-- Stored data --
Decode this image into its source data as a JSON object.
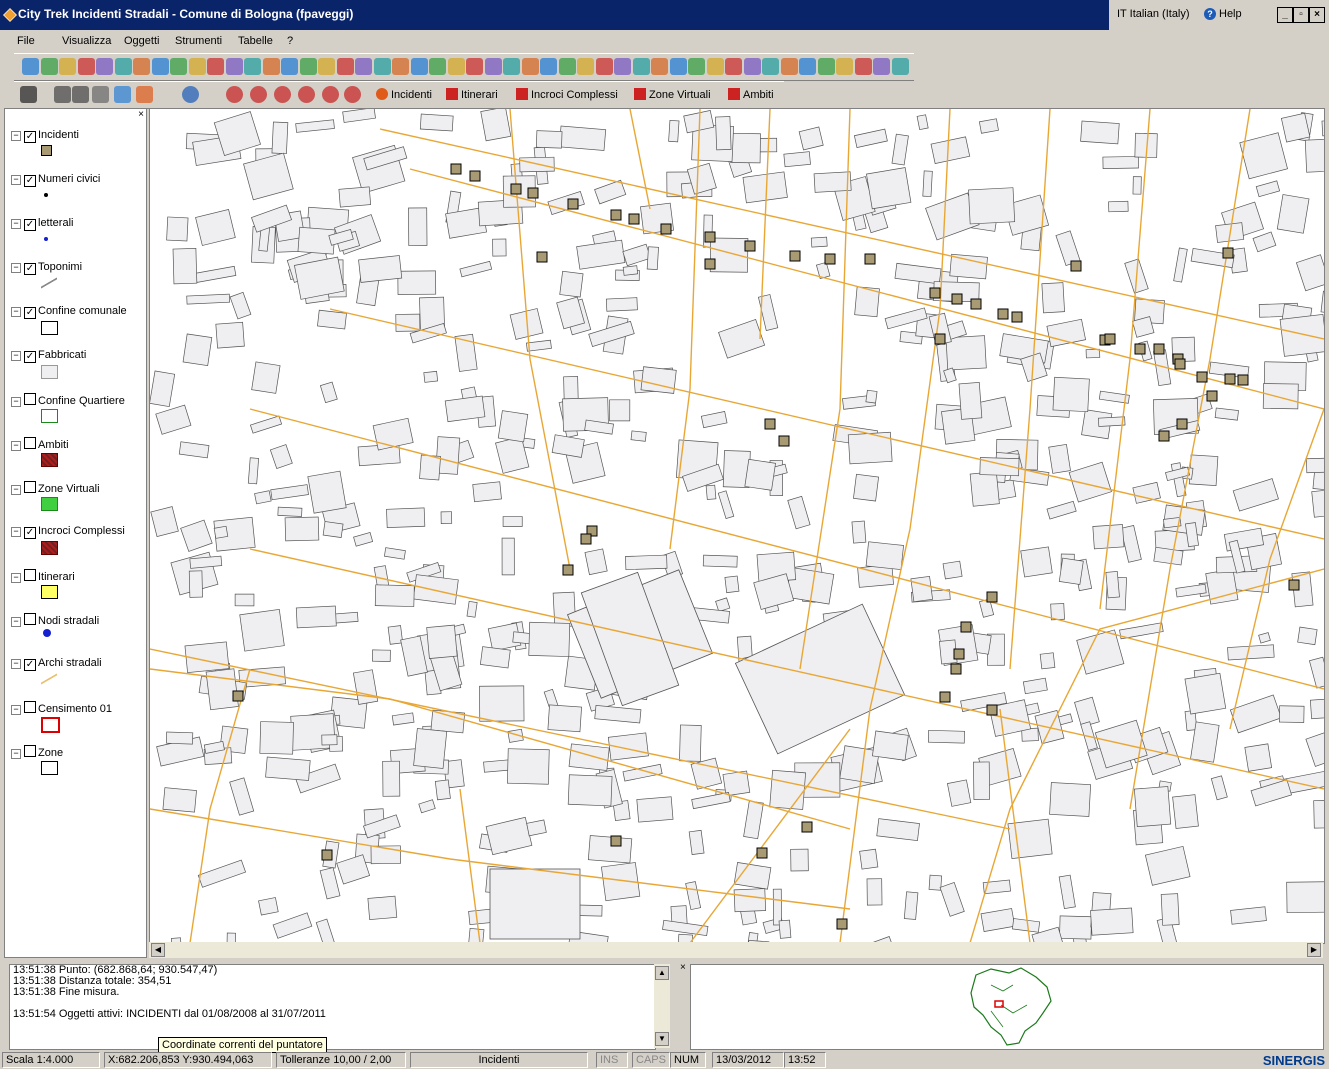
{
  "window": {
    "title": "City Trek Incidenti Stradali - Comune di Bologna (fpaveggi)",
    "language": "IT  Italian (Italy)",
    "help_label": "Help"
  },
  "menu": [
    "File",
    "Visualizza",
    "Oggetti",
    "Strumenti",
    "Tabelle",
    "?"
  ],
  "layer_buttons": [
    "Incidenti",
    "Itinerari",
    "Incroci Complessi",
    "Zone Virtuali",
    "Ambiti"
  ],
  "legend": [
    {
      "label": "Incidenti",
      "checked": true,
      "symbol": "square-tan"
    },
    {
      "label": "Numeri civici",
      "checked": true,
      "symbol": "dot-black"
    },
    {
      "label": "letterali",
      "checked": true,
      "symbol": "dot-blue"
    },
    {
      "label": "Toponimi",
      "checked": true,
      "symbol": "line-gray"
    },
    {
      "label": "Confine comunale",
      "checked": true,
      "symbol": "box-white"
    },
    {
      "label": "Fabbricati",
      "checked": true,
      "symbol": "box-lightgray"
    },
    {
      "label": "Confine Quartiere",
      "checked": false,
      "symbol": "box-green-outline"
    },
    {
      "label": "Ambiti",
      "checked": false,
      "symbol": "box-red-hatch"
    },
    {
      "label": "Zone Virtuali",
      "checked": false,
      "symbol": "box-green"
    },
    {
      "label": "Incroci Complessi",
      "checked": true,
      "symbol": "box-red-hatch"
    },
    {
      "label": "Itinerari",
      "checked": false,
      "symbol": "box-yellow"
    },
    {
      "label": "Nodi stradali",
      "checked": false,
      "symbol": "dot-blue-large"
    },
    {
      "label": "Archi stradali",
      "checked": true,
      "symbol": "line-orange"
    },
    {
      "label": "Censimento 01",
      "checked": false,
      "symbol": "box-red-outline"
    },
    {
      "label": "Zone",
      "checked": false,
      "symbol": "box-white"
    }
  ],
  "log": {
    "lines": [
      "13:51:38 Punto: (682.868,64; 930.547,47)",
      "13:51:38 Distanza totale: 354,51",
      "13:51:38 Fine misura.",
      "",
      "13:51:54 Oggetti attivi: INCIDENTI dal 01/08/2008 al 31/07/2011"
    ]
  },
  "tooltip": "Coordinate correnti del puntatore",
  "status": {
    "scale": "Scala 1:4.000",
    "coords": "X:682.206,853  Y:930.494,063",
    "tolerance": "Tolleranze 10,00 / 2,00",
    "active_layer": "Incidenti",
    "ins": "INS",
    "caps": "CAPS",
    "num": "NUM",
    "date": "13/03/2012",
    "time": "13:52",
    "brand": "SINERGIS"
  },
  "colors": {
    "titlebar": "#0a246a",
    "road": "#e8a735",
    "building_fill": "#efeef0",
    "building_stroke": "#555555",
    "incident_fill": "#a89b74"
  }
}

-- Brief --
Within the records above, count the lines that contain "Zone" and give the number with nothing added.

-- Answer box --
3